Hitch (February 7/05)
It's interesting to note that even though he cut his teeth on The Fresh Prince of Bel-Air, Hitch marks the first time Will Smith has appeared as a leading man in an all-out comedy. That Smith comes off as effectively as he does isn't much of a surprise, given that the film essentially plays like a two-hour sitcom. Screenwriter Kevin Bisch emphasizes tired jokes and stock situations over anything resembling reality, something that's exacerbated by a seriously overlong running time.
Smith stars as Alex "Hitch" Hitchens, a smooth-talking ladies man who makes his living teaching lonely guys how to win over the opposite sex.

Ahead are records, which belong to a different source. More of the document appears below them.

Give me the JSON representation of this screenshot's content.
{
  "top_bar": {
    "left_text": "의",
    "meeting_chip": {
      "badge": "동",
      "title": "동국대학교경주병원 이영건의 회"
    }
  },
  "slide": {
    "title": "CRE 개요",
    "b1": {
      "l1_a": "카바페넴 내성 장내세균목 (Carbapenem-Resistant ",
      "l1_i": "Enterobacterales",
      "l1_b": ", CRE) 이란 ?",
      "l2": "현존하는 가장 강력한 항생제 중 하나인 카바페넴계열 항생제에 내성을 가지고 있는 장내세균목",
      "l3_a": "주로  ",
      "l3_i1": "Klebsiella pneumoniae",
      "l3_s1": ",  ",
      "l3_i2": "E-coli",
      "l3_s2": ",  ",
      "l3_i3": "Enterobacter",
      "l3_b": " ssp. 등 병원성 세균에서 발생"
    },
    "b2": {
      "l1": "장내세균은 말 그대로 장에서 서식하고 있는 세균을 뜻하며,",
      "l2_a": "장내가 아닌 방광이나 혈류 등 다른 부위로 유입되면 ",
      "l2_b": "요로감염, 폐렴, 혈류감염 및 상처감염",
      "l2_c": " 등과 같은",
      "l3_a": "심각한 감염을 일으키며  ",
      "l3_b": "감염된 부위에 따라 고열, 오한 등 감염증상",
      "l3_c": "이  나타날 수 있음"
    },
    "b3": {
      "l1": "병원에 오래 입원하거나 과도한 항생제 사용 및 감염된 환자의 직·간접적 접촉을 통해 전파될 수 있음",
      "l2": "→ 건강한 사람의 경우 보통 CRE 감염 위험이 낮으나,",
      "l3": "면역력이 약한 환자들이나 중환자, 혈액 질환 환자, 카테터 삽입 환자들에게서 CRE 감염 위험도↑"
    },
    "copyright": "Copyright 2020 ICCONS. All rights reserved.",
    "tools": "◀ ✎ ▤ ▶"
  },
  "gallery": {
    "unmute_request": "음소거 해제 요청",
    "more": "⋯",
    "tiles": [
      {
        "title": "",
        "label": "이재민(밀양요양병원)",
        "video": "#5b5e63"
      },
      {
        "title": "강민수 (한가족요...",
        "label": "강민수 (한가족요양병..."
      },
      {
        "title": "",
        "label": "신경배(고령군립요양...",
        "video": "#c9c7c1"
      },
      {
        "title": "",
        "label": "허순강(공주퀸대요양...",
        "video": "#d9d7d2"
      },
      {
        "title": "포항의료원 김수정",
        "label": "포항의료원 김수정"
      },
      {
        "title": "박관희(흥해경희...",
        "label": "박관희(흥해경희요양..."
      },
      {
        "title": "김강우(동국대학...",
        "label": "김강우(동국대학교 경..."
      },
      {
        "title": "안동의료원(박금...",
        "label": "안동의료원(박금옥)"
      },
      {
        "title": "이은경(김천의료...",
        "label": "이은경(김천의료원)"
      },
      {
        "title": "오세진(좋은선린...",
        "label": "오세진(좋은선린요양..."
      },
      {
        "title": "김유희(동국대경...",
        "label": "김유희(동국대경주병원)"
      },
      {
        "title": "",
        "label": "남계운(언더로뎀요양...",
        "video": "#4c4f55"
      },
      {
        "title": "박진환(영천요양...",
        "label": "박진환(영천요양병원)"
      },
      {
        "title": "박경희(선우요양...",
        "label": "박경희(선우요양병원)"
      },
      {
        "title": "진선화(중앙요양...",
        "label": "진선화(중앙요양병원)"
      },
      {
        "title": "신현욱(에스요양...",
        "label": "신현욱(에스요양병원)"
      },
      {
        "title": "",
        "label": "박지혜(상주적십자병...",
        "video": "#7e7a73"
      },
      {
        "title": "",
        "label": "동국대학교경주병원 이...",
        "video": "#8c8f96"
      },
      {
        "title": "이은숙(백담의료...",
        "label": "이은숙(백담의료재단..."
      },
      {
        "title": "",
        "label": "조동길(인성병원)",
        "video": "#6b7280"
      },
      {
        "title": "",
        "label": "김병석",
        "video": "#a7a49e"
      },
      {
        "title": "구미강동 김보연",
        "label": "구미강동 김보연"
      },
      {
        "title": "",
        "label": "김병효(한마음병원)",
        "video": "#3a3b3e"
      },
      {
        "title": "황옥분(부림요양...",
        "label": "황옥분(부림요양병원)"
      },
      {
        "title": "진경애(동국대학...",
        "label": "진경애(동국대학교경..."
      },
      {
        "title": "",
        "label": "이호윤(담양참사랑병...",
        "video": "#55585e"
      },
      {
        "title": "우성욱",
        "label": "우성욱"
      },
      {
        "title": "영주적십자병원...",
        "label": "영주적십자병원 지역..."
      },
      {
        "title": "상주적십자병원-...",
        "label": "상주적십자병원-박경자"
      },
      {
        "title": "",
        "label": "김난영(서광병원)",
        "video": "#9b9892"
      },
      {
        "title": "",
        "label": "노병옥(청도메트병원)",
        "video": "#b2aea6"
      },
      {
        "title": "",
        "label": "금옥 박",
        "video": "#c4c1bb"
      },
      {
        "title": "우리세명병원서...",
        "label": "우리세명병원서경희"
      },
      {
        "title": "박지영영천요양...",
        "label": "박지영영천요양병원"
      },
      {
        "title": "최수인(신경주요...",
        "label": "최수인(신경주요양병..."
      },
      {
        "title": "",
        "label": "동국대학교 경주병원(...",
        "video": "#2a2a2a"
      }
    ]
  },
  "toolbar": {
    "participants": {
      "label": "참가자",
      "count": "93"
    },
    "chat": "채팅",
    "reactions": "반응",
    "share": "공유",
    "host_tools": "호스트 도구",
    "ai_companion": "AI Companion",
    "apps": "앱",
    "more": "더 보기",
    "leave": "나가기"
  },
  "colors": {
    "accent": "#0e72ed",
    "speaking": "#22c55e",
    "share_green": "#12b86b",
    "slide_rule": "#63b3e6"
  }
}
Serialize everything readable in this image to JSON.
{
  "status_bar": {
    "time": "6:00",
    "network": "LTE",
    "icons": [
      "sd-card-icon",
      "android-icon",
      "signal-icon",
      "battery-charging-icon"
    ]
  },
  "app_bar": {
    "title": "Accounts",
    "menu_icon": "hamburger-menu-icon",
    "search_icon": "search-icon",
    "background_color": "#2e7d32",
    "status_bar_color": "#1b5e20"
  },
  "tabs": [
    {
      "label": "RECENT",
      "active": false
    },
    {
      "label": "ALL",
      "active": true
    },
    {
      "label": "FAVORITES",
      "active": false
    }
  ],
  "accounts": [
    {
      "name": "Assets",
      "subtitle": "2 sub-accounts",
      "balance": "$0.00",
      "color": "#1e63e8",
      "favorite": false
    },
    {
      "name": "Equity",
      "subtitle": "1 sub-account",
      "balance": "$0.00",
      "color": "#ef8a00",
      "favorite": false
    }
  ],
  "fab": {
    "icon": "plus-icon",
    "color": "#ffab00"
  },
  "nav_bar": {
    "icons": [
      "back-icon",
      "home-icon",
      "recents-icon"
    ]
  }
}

It's not the sort of business one can run ads for, so Hitch depends solely on word-of-mouth to bring in new clients. His latest project is Albert (Kevin James), an overweight accountant with a crush on the ridiculously wealthy Allegra Cole (Amber Valletta). Meanwhile, Hitch finds himself falling for a sassy gossip columnist named Sara (Eva Mendes) - a relationship that will undoubtedly be tested before the credits roll.
It's that sort of safe, unoriginal plotting that eventually kills Hitch, with Bisch including every element that one would imagine is inside the Romantic Comedy Rulebook. This isn't inherently a bad thing, as it's certainly possible to transcend the limitations of the genre (ie Kate & Leopold) - a feat that Hitch doesn't even come close to accomplishing. This is particularly noticeable in the expected false breakup, a plot twist that generally happens towards the end of such a film. Here, the false breakup occurs with more than half an hour of screentime to go - a section of the movie that's made interminable because we know the characters in question are going to get back together (a problem heightened by another false breakup involving two more characters!)
Despite the charismatic and engaging performances from Smith and James, the film never becomes anything more than a mildly entertaining way to kill a couple of hours. Hitch does start off strong, though; the film doesn't feel quite as constrained by the machinations of the plot during the first half. It's only when Hitch's romance with Sara kicks in that the movie begins to turn tedious and predictable, with Bisch following the aforementioned Romantic Comedy Rulebook to the letter (this is in addition to several wacky, sitcom-like episodes, including a "wacky" sequence in which Hitch's allergies act up at a completely inappropriate moment).
In the end, Hitch is mediocrity elevated to a watchable level, thanks primarily to the performances (particularly James, who proves that he's got what it takes to make it on the big screen).